Kimberly Nicholas

Senior Lecturer, Docent, Director of Studies PhD school

Kimberly Nicholas

Towards a bridging concept for undesirable resilience in social-ecological systems

Author

  • André Z. Dornelles
  • Emily Boyd
  • Richard J. Nunes
  • Mike Asquith
  • Wiebren J. Boonstra
  • Izabela Delabre
  • J. Michael Denney
  • Volker Grimm
  • Anke Jentsch
  • Kimberly A. Nicholas
  • Matthias Schröter
  • Ralf Seppelt
  • Josef Settele
  • Nancy Shackelford
  • Rachel J. Standish
  • Genesis Tambang Yengoh
  • Tom H. Oliver

Summary, in English

Non-technical summaryResilience is a cross-disciplinary concept that is relevant for understanding the sustainability of the social and environmental conditions in which we live. Most research normatively focuses on building or strengthening resilience, despite growing recognition of the importance of breaking the resilience of, and thus transforming, unsustainable social-ecological systems. Undesirable resilience (cf. lock-ins, social-ecological traps), however, is not only less explored in the academic literature, but its understanding is also more fragmented across different disciplines. This disparity can inhibit collaboration among researchers exploring interdependent challenges in sustainability sciences. In this article, we propose that the term lock-in may contribute to a common understanding of undesirable resilience across scientific fields.

Department/s

  • LUCSUS (Lund University Centre for Sustainability Studies)
  • BECC - Biodiversity and Ecosystem services in a Changing Climate

Publishing year

2020

Language

English

Publication/Series

Global Sustainability

Document type

Journal article

Publisher

Cambridge University Press

Topic

  • Environmental Sciences

Keywords
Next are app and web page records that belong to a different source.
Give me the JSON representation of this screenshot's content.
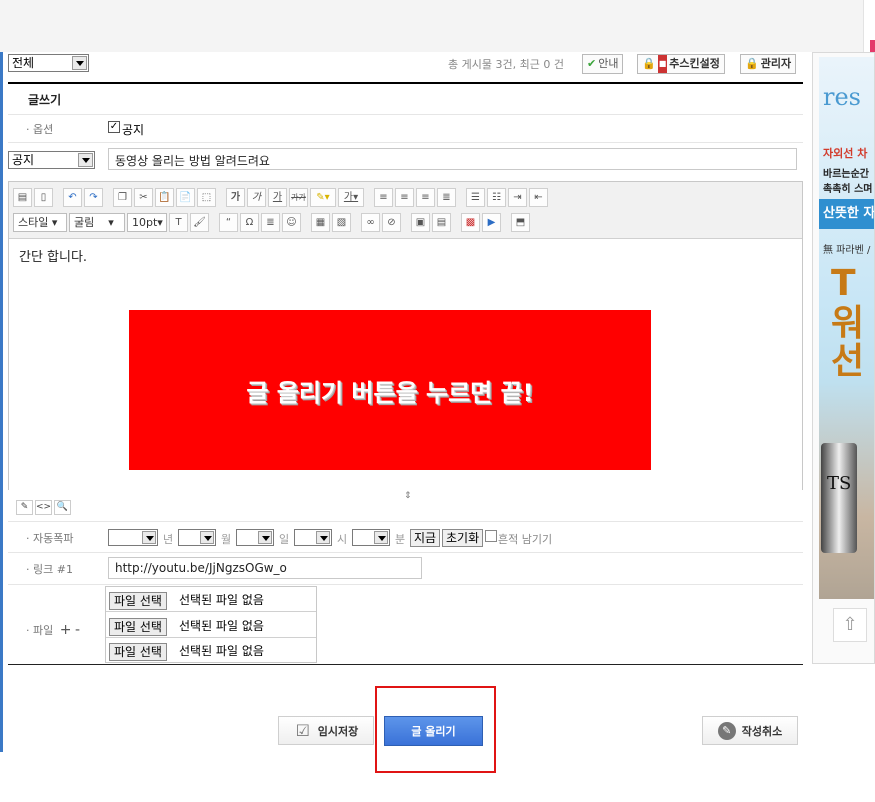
{
  "header": {
    "category_select": "전체",
    "stats": "총 게시물 3건, 최근 0 건",
    "guide_label": "안내",
    "skin_label": "추스킨설정",
    "admin_label": "관리자"
  },
  "form": {
    "title": "글쓰기",
    "option_label": "옵션",
    "notice_checkbox_label": "공지",
    "category_value": "공지",
    "subject_value": "동영상 올리는 방법 알려드려요",
    "autopost_label": "자동폭파",
    "units": {
      "year": "년",
      "month": "월",
      "day": "일",
      "hour": "시",
      "minute": "분"
    },
    "now_button": "지금",
    "reset_button": "초기화",
    "trace_label": "흔적 남기기",
    "link_label": "링크 #1",
    "link_value": "http://youtu.be/JjNgzsOGw_o",
    "file_label": "파일",
    "file_add": "+",
    "file_remove": "-",
    "files": [
      {
        "button": "파일 선택",
        "status": "선택된 파일 없음"
      },
      {
        "button": "파일 선택",
        "status": "선택된 파일 없음"
      },
      {
        "button": "파일 선택",
        "status": "선택된 파일 없음"
      }
    ]
  },
  "editor": {
    "style_dd": "스타일",
    "font_dd": "굴림",
    "size_dd": "10pt",
    "body_text": "간단 합니다.",
    "banner_text": "글 올리기 버튼을 누르면 끝!"
  },
  "actions": {
    "temp_save": "임시저장",
    "submit": "글 올리기",
    "cancel": "작성취소"
  },
  "ad": {
    "logo": "res",
    "line1": "자외선 차",
    "line2": "바르는순간",
    "line3": "촉촉히 스며",
    "band": "산뜻한 자",
    "line4": "無 파라벤 /",
    "big1": "T",
    "big2": "워",
    "big3": "선",
    "can_mark": "TS"
  },
  "colors": {
    "accent_blue": "#3a72d8",
    "banner_red": "#ff0000",
    "highlight_red": "#e01414"
  }
}
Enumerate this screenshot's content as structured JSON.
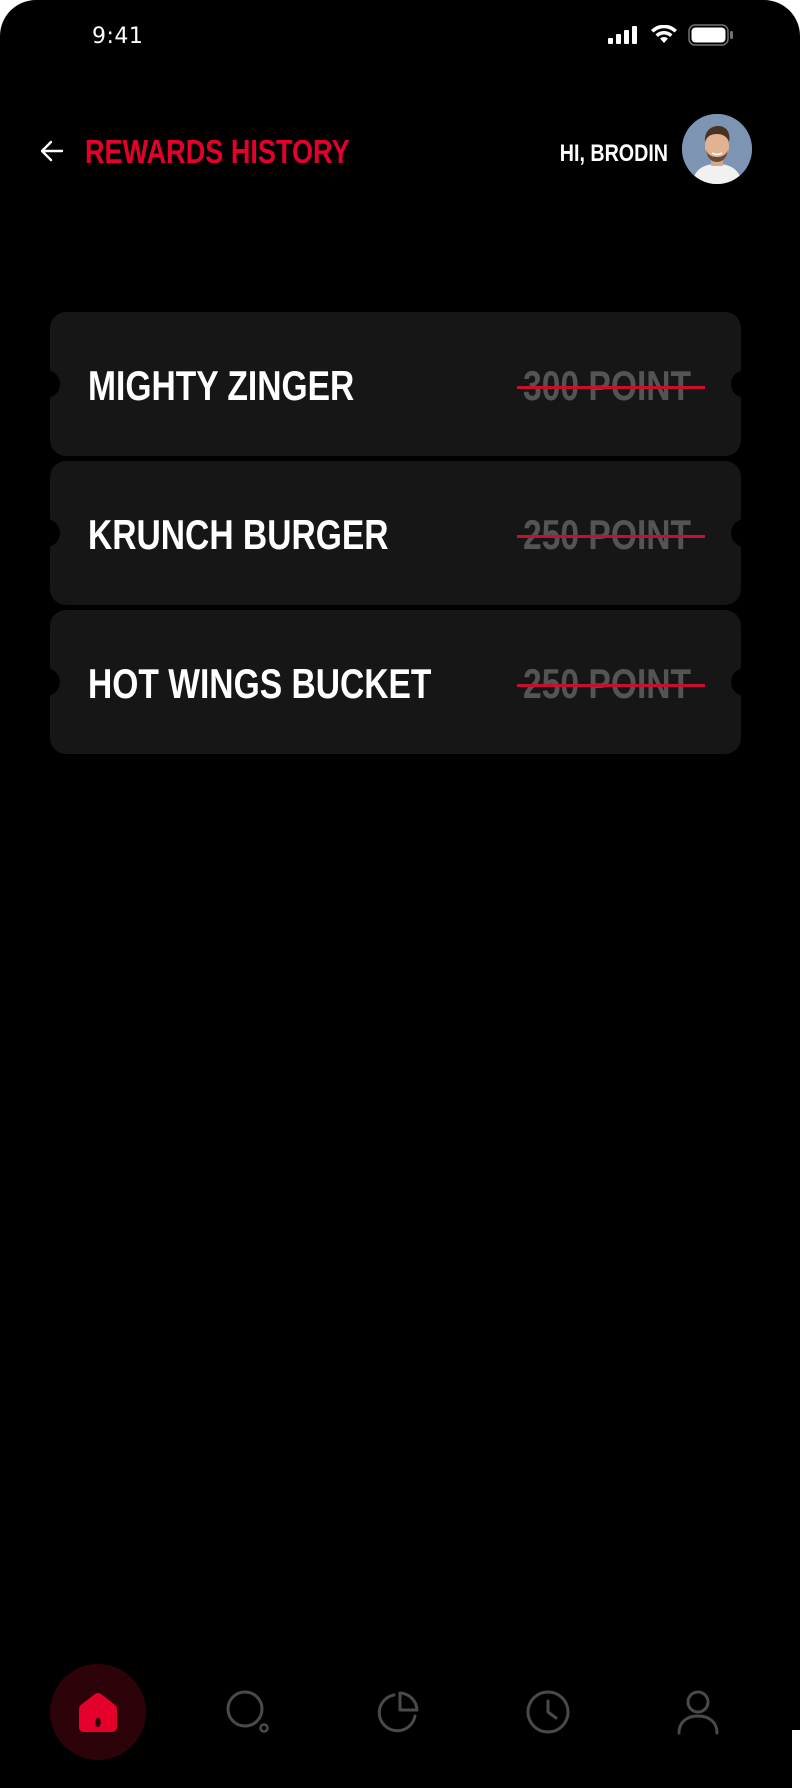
{
  "status_bar": {
    "time": "9:41",
    "icons": [
      "signal-icon",
      "wifi-icon",
      "battery-icon"
    ]
  },
  "header": {
    "back_icon": "arrow-left-icon",
    "title": "REWARDS HISTORY",
    "greeting": "HI, BRODIN",
    "avatar": "user-avatar"
  },
  "rewards": [
    {
      "name": "MIGHTY ZINGER",
      "points": "300 POINT"
    },
    {
      "name": "KRUNCH BURGER",
      "points": "250 POINT"
    },
    {
      "name": "HOT WINGS BUCKET",
      "points": "250 POINT"
    }
  ],
  "bottom_nav": {
    "items": [
      {
        "icon": "home-icon",
        "active": true
      },
      {
        "icon": "search-icon",
        "active": false
      },
      {
        "icon": "pie-chart-icon",
        "active": false
      },
      {
        "icon": "clock-icon",
        "active": false
      },
      {
        "icon": "profile-icon",
        "active": false
      }
    ]
  },
  "colors": {
    "accent": "#e4002b",
    "background": "#000000",
    "card": "#161616",
    "muted_text": "#545454"
  }
}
  • lock-in
  • regime shifts
  • sustainable development
  • tipping points
  • transformations

Status

Published

ISBN/ISSN/Other

  • ISSN: 2059-4798